A stumbling block that the article delved into is that the Indian Space Research Organisation’s Cartostat-1 satellite is capable of mapping 2.5 metres by 2.5 metres from space, but this is painfully short of what is needed to be able to clearly demarcate a land plot owned by a rural farmer. Even 1 metre by 1 metre would probably be unhelpful, but it’s definitely worth it.
The problem is there is no local technology advanced enough to do this mapping. The GoI may have to purchase from U.S. companies like Maxar Technologies. They charge $24 per square metre (?), while ISRO charges $0.4 per square metre. It can’t be afforded. Definitely not enough to cover every part of the country.
I’ve got a solution. Ignore the problem.
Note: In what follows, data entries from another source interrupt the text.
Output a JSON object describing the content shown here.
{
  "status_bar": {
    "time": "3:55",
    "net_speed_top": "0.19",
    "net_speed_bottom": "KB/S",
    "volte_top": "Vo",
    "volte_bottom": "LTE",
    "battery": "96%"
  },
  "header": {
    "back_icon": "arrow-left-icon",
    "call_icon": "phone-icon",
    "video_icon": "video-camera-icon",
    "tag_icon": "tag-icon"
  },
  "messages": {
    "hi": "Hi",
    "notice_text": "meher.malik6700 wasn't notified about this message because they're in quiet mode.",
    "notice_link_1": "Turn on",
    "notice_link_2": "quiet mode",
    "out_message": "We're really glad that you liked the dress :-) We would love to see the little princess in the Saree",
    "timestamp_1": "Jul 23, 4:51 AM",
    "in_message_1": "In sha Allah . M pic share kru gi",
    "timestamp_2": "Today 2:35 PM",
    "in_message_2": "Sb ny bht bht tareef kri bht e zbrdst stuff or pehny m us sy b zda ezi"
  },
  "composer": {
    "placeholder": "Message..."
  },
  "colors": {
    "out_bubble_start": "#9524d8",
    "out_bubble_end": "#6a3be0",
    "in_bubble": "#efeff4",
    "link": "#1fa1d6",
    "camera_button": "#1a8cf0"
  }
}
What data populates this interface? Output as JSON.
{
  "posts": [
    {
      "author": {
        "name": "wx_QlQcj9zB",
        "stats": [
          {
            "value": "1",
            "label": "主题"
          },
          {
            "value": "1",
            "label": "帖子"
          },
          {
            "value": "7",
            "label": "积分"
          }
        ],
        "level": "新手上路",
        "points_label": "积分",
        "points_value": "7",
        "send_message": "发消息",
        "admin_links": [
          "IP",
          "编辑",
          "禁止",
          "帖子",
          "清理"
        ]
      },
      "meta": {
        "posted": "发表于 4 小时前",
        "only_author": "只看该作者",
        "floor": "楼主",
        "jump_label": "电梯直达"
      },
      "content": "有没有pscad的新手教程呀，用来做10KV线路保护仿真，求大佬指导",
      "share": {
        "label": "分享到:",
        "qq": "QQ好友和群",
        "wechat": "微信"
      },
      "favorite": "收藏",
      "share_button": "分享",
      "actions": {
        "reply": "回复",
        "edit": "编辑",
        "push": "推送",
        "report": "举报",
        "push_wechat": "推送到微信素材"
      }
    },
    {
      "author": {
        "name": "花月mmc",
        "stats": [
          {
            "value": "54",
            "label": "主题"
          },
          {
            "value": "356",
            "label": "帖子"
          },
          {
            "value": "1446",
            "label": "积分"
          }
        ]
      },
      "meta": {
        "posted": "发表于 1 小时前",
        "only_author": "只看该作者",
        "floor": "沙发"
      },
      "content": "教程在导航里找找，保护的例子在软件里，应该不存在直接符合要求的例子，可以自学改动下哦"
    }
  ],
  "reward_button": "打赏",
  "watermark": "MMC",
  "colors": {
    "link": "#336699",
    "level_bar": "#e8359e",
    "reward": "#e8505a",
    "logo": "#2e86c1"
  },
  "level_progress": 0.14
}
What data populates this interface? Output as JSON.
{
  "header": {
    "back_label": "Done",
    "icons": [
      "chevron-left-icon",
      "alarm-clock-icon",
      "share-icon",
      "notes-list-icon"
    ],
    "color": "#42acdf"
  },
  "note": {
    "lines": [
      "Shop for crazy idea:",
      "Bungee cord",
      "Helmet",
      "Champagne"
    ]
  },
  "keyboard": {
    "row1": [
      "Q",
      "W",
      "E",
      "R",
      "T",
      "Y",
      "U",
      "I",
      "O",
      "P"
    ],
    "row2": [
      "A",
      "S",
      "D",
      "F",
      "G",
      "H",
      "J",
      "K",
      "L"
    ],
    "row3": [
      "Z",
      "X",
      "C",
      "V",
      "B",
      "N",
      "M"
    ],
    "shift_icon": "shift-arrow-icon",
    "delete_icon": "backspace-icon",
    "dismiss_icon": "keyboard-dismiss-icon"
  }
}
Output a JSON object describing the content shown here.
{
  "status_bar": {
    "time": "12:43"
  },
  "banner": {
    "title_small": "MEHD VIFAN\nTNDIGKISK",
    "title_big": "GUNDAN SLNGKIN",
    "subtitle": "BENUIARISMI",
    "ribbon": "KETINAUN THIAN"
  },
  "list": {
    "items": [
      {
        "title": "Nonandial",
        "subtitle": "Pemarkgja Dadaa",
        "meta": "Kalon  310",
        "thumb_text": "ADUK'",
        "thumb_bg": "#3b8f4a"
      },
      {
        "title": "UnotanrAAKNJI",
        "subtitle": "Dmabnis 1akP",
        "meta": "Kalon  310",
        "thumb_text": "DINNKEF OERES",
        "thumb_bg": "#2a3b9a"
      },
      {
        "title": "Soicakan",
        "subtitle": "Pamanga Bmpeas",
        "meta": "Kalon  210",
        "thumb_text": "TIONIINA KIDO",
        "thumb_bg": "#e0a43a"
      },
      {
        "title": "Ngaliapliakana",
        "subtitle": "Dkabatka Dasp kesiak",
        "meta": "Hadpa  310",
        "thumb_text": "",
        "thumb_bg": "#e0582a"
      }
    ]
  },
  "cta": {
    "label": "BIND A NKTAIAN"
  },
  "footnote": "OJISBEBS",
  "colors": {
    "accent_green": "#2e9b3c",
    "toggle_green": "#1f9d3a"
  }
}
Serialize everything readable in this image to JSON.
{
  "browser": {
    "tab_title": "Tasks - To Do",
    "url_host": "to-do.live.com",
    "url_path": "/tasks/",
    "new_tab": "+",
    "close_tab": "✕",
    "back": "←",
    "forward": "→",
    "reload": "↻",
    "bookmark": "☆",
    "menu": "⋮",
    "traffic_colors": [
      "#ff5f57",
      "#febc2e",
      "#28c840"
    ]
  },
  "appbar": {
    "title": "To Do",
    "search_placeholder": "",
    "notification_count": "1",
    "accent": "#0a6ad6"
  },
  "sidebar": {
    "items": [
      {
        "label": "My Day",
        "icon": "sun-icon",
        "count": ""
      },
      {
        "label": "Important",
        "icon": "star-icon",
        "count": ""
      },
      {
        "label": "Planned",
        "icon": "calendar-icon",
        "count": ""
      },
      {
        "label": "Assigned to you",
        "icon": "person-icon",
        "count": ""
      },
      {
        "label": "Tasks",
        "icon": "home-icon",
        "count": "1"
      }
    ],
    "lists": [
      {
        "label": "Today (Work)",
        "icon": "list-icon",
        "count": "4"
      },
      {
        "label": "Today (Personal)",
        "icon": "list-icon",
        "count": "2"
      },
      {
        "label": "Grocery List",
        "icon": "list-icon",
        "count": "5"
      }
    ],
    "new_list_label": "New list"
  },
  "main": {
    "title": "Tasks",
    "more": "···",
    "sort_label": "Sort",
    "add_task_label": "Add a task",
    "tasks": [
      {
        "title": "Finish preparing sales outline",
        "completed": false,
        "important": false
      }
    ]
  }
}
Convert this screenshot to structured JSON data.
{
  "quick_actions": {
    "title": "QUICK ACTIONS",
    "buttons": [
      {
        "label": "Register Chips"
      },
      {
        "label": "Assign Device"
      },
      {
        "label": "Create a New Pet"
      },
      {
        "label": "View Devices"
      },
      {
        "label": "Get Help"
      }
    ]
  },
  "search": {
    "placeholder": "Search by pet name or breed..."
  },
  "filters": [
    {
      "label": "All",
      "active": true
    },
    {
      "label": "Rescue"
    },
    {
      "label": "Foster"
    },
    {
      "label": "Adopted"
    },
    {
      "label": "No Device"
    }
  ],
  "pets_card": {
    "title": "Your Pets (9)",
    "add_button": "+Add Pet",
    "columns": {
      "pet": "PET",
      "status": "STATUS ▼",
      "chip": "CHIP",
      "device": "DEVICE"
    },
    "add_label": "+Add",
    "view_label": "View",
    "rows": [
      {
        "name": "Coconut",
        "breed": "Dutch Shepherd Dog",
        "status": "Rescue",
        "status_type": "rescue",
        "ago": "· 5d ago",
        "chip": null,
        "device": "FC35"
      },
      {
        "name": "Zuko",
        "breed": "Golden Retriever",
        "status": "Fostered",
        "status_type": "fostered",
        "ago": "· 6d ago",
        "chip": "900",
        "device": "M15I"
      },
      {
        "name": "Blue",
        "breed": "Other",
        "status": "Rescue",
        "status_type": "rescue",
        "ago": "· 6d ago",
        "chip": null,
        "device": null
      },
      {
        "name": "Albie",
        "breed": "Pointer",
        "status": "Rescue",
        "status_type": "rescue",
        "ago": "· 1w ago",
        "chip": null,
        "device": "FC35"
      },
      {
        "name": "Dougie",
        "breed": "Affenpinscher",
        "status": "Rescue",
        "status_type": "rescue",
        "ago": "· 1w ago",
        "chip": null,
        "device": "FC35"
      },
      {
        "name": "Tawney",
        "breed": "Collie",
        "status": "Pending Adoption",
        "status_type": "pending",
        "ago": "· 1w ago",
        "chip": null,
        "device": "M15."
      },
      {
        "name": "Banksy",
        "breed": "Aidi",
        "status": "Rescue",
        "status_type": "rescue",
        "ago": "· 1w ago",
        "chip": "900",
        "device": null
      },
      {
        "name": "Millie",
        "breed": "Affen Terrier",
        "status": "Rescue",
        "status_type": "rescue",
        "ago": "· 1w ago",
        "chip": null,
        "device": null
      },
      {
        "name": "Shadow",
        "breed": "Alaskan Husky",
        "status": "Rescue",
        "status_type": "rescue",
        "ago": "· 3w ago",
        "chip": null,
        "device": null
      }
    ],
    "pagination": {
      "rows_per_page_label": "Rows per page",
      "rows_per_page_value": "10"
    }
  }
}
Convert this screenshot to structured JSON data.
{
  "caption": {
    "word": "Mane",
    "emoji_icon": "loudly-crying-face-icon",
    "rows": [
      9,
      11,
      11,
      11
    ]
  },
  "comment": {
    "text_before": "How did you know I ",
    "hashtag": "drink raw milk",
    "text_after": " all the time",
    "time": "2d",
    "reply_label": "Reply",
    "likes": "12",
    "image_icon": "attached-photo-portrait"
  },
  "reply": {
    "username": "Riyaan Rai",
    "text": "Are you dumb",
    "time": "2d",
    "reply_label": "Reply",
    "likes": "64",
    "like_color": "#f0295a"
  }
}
The issue really stems from most Indian farmers having tiny land plots and, thus, it really needs a hi-fi satellite to accurately image and mark the land coordinates. Most industrial land plots are going to be huge. Just land-pool the boundary land plots and their owners and pay them a premium plus the market value equally. Done. Problem Solved.